Project Planning and Project Management
A project plan is the foundation of any project. It defines the project scope, sets deadlines, and outlines major risks or obstacles you may face. It’s also where you establish your budget, resources, and who will do what. A project plan also makes it possible to measure progress, set up communication plans and more.
Project management is the process of leading a project team to achieve all aspects of a project within its scope and deadline. Project managers use their skills, knowledge, and experience to manage the project. This is a critical skill because it allows the project manager to focus on driving the project toward success and away from failure, and it gives them the power to make the best decisions.
During the project planning phase, the project manager must take into account all stakeholders’ needs and expectations. Stakeholders’ needs should be prioritized so that the resulting project goals align with the underlying desired benefits of the project. To do this, look beyond the stated needs of each stakeholder to find out what they really want to accomplish through the project.
Another important step in the project planning phase is to identify risks and develop a risk management strategy. Managing risks is essential for a project’s success because they can often lead to delays or even derail the entire project. This includes considering the likelihood of each type of risk, its impact, and the steps you can take to prevent it from occurring or limit its effect.
The next step is to create a project schedule and set up milestones to ensure the project delivers its deliverables by its end date. Including details like who’s responsible for each task, how long tasks will take to complete, and when they should be started and completed by is vital. It’s also a good idea to include hourly estimates for each task, which helps manage workloads and track overages more accurately.
Once the project schedule is finalized, the project manager can assign the necessary resources to each task. This can be based on a number of factors, including whether the work will be performed by team members or contractors, how many hours each person has available to work each week, and the skill level of each individual. It’s also a good idea for the project manager to consider any potential dependencies or constraints when assigning resources, so that the project can run smoothly.
Finally, a communication plan should be established, detailing how the project manager will communicate updates to stakeholders and when they will occur. Having a clear communication plan can help the project manager avoid miscommunication and keep everyone updated without overwhelming them with excessive emails or meetings.
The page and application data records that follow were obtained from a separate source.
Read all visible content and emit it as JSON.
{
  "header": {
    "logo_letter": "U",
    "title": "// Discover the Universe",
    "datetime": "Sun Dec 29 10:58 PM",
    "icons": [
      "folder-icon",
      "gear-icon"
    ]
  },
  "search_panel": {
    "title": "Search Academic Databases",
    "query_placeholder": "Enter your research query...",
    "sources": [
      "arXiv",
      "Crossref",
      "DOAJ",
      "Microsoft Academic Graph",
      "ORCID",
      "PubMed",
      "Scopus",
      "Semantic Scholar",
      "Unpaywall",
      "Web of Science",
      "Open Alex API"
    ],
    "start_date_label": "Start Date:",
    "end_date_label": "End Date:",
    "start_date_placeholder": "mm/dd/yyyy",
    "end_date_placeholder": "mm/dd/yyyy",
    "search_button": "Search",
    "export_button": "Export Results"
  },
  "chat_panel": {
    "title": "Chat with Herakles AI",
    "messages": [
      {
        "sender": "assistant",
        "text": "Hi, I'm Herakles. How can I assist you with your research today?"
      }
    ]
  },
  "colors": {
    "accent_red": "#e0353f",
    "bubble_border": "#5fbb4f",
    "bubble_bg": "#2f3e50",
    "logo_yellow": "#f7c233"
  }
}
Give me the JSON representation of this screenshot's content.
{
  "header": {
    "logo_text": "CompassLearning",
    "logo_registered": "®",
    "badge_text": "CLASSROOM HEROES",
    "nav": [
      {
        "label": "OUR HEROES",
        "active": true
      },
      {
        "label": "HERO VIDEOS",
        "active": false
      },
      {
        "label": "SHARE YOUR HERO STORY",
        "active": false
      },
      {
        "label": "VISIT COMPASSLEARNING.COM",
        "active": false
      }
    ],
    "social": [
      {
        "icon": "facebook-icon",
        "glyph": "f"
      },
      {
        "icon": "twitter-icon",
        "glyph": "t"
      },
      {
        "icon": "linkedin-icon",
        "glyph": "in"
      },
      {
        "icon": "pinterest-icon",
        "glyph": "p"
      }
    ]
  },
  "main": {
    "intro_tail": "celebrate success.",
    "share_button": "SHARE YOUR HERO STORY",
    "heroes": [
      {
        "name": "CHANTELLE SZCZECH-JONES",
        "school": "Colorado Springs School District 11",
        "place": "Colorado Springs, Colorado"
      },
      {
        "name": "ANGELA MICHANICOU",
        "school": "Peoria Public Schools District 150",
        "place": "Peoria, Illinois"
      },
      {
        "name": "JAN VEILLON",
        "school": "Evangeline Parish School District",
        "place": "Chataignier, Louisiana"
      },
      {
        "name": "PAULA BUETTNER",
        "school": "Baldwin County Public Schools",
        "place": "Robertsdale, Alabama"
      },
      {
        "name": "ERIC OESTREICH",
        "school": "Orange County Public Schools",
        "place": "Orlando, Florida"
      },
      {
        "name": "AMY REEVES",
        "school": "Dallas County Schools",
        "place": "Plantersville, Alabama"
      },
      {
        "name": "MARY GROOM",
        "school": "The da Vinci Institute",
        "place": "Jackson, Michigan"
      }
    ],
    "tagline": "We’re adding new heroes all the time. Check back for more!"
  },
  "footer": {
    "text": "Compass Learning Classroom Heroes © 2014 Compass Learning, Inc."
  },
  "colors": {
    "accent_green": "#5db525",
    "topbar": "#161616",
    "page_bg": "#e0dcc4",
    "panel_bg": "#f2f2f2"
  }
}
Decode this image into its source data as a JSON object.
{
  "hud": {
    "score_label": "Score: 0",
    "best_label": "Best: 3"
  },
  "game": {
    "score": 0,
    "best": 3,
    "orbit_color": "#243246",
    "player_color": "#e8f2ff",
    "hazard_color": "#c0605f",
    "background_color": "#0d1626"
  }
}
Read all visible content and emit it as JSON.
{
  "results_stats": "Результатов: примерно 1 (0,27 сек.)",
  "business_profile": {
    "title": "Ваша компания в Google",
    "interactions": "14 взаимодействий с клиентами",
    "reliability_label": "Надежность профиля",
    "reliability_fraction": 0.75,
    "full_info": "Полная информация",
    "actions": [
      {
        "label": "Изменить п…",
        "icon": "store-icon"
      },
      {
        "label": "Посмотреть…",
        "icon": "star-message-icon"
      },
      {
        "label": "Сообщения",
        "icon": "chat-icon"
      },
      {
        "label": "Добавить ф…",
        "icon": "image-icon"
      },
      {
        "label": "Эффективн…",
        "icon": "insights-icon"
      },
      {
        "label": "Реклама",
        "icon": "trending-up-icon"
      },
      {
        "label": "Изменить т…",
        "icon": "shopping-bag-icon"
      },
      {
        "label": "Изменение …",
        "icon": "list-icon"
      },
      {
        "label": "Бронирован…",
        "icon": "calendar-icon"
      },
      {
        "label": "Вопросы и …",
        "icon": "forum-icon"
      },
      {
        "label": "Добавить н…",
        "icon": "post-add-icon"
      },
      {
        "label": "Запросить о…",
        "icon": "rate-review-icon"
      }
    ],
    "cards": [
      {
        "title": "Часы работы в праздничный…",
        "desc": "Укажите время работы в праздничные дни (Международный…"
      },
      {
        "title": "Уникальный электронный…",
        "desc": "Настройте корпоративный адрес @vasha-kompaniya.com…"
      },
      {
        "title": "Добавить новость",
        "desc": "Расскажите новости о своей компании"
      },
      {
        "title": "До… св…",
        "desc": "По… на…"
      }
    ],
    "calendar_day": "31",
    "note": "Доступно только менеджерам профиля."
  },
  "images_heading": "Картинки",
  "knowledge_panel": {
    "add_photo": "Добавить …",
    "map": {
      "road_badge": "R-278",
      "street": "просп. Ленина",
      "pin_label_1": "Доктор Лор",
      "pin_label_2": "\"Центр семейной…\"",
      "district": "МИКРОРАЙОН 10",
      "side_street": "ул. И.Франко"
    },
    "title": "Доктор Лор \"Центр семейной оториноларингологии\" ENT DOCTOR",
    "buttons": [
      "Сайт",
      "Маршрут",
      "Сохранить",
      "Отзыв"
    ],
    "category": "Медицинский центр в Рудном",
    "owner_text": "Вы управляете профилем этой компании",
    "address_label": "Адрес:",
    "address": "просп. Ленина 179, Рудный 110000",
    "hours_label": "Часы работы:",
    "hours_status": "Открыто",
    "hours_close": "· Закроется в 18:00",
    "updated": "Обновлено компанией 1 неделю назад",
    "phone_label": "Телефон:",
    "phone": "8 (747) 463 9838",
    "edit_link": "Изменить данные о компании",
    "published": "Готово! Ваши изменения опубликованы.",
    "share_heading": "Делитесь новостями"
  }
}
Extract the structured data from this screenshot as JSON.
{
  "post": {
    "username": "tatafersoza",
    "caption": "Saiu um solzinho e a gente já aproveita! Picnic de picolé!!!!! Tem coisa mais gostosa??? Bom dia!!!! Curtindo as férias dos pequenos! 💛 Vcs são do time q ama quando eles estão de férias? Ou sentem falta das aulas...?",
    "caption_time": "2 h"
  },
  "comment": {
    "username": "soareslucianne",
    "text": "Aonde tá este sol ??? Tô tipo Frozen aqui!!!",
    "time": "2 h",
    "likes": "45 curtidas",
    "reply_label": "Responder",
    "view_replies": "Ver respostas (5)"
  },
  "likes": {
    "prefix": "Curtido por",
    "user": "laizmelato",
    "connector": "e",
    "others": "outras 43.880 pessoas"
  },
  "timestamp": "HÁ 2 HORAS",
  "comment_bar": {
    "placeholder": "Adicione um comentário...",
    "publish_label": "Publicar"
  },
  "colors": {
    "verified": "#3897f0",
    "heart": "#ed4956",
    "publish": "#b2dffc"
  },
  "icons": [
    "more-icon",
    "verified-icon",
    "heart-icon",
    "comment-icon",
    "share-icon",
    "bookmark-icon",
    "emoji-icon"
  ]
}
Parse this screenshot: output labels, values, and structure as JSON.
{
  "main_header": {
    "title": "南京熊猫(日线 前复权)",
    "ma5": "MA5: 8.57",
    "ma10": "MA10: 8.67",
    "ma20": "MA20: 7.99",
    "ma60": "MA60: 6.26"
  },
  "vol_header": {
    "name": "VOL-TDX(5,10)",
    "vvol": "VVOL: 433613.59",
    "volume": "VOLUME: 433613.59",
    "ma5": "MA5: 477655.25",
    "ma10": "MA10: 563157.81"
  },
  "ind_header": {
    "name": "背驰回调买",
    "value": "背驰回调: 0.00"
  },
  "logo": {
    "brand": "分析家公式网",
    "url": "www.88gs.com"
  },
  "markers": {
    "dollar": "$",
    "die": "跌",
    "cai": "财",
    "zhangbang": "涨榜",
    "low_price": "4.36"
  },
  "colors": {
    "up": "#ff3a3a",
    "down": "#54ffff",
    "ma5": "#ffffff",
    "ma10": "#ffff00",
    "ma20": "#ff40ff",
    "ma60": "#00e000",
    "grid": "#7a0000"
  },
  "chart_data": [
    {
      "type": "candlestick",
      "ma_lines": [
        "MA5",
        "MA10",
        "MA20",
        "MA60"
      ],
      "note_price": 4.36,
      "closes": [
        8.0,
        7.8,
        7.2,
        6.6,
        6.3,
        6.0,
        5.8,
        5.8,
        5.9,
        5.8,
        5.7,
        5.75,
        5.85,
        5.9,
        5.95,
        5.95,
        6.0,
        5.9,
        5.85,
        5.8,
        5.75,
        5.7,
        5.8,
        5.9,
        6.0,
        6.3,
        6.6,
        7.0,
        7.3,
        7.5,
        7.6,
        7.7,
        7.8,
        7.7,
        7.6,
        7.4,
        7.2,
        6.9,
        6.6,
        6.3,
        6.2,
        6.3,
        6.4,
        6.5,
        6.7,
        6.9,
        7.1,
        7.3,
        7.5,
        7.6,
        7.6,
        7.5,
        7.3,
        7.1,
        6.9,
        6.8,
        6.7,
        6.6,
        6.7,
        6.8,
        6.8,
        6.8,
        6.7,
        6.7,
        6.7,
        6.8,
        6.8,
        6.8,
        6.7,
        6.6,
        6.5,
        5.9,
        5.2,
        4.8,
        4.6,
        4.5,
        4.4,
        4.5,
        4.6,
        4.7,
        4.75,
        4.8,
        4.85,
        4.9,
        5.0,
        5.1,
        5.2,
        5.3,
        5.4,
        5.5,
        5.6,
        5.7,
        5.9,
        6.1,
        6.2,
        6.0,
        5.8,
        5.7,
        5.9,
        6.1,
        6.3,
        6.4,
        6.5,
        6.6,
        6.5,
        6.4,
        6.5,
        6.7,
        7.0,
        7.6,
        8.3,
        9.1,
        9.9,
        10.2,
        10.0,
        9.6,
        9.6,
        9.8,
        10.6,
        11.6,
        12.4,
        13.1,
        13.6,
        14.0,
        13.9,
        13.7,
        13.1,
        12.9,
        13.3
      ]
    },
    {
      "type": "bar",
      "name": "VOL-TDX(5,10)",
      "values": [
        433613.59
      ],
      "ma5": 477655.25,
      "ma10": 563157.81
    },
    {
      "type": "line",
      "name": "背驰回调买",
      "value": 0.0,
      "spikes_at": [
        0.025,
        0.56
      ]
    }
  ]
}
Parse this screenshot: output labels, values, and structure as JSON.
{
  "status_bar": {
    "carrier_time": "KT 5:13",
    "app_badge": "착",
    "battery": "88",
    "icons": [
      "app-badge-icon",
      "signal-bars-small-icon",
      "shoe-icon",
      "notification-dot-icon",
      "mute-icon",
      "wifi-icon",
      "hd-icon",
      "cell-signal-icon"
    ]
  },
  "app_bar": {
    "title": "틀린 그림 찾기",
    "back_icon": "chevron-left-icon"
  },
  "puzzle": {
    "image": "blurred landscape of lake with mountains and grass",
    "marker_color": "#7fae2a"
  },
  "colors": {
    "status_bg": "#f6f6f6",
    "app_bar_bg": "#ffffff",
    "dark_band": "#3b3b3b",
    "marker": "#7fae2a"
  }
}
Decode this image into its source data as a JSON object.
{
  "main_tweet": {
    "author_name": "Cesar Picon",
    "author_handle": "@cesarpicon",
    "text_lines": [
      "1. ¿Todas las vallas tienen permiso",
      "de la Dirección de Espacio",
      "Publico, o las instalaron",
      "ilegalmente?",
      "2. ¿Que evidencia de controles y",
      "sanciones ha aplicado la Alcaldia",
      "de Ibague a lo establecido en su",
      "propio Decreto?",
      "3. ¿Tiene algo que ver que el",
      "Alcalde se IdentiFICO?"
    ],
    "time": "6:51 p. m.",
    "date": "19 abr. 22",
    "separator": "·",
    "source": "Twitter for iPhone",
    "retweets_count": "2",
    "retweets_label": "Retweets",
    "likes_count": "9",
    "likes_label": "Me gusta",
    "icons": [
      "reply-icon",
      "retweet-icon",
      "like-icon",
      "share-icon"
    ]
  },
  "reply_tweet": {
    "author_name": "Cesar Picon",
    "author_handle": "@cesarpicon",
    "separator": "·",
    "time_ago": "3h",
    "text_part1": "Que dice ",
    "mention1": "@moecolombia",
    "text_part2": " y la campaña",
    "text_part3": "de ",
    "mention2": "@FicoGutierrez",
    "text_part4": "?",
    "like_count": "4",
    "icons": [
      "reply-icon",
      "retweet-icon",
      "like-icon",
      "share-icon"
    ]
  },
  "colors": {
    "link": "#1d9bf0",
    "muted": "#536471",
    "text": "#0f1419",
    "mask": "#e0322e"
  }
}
To do this, make sure all the information pertaining to the project is housed in one central location, like a collaboration tool, where all team members can easily access and share it. This will make it easier for the project manager to monitor and evaluate project performance.